Art Nouveau has many characteristics in common with its parent, the Arts and Crafts Movement. It has been associated with such features as ornament based on plant forms, honest expression of underlying structure, and freedom from past design traditions. The first exposure most Buffalonians had to European Art Nouveau architecture was the Standard Paint Company pavilion, brought to the Pan-American Exposition from the 1900 Paris World's Fair. This style did not catch on in the United States, which makes Esenwein & Johnson's Art Nouveau buildings exceptionally rare examples. However, the use of Art Nouveau in the decorative arts was widespread in America during the first decade of the twentieth century. The popularity of Art Nouveau ceramics perhaps played a role in Esenwein & Johnson's consideration of the architectural possibilties of glazed terra cotta.
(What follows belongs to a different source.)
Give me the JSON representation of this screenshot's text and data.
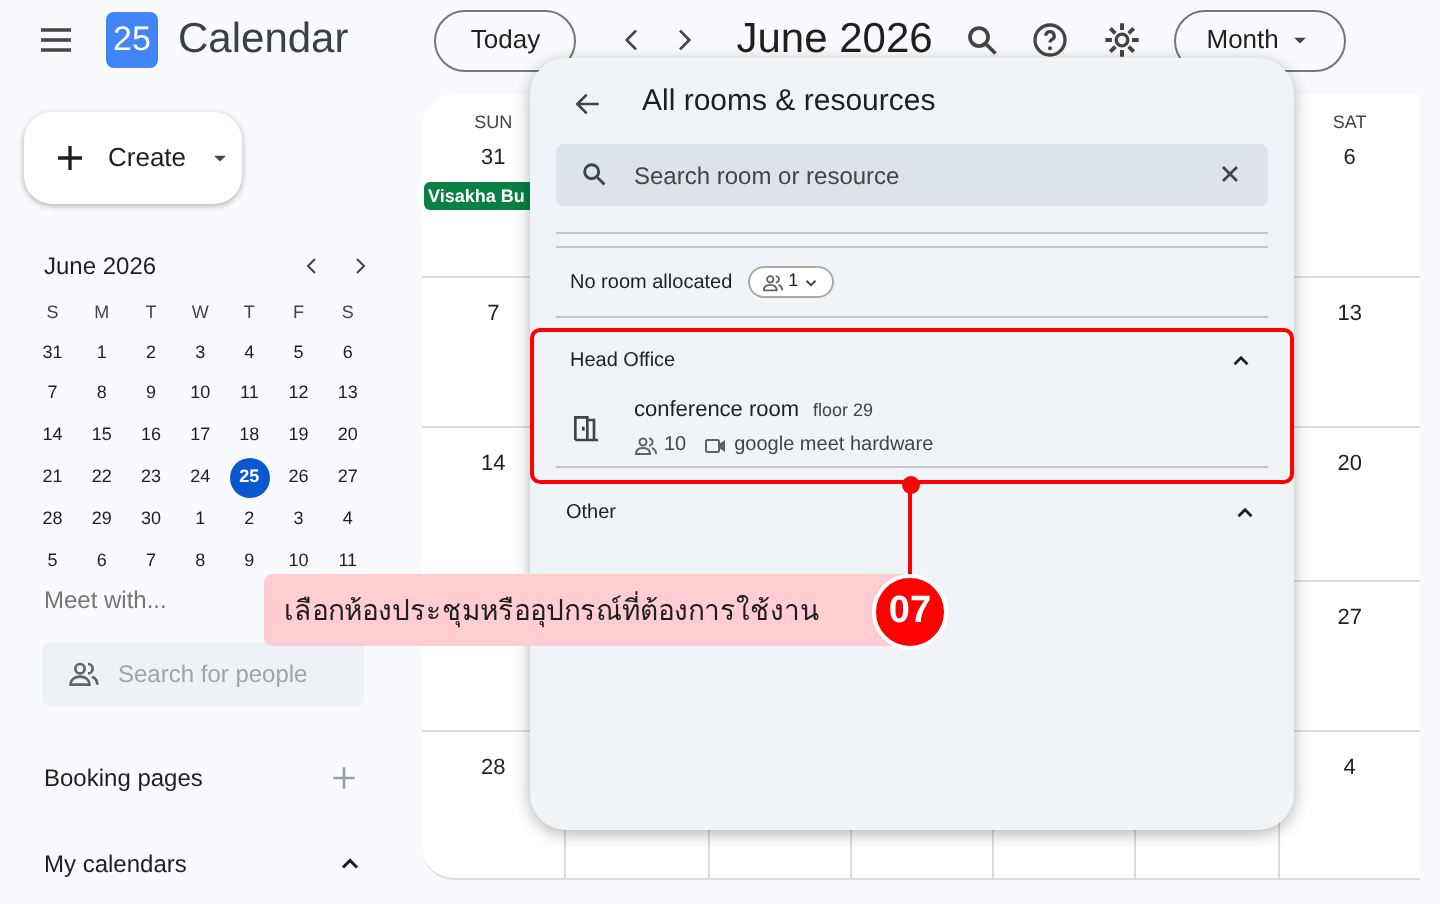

Here are some examples of Art Nouveau work produced concurrently with Esenwein & Johnson's progressive designs.